**YOUR OBJECTIVE**.
Which lines of the entries contain the string "text"? Please find them and copy them.

[[ INFORMATION SHOWN open ]]

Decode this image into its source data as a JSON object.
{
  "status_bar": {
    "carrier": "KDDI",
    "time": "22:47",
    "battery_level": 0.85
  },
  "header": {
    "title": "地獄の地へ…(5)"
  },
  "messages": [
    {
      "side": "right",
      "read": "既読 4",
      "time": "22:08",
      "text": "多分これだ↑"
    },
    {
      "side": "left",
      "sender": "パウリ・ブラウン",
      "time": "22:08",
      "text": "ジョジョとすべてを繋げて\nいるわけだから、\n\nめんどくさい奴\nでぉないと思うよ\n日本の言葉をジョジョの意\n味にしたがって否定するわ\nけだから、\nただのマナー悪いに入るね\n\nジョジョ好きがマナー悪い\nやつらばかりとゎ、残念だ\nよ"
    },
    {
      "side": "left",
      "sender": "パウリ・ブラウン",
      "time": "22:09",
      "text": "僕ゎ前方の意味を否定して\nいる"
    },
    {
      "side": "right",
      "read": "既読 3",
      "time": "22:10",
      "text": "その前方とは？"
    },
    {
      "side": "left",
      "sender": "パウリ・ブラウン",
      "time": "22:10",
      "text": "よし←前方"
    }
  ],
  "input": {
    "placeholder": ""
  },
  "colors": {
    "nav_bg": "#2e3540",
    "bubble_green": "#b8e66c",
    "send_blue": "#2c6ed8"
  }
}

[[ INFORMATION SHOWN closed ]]

**COMPLETED EXERCISE**.
      "text": "多分これだ↑"
      "text": "ジョジョとすべてを繋げて\nいるわけだから、\n\nめんどくさい奴\nでぉないと思うよ\n日本の言葉をジョジョの意\n味にしたがって否定するわ\nけだから、\nただのマナー悪いに入るね\n\nジョジョ好きがマナー悪い\nやつらばかりとゎ、残念だ\nよ"
      "text": "僕ゎ前方の意味を否定して\nいる"
      "text": "その前方とは？"
      "text": "よし←前方"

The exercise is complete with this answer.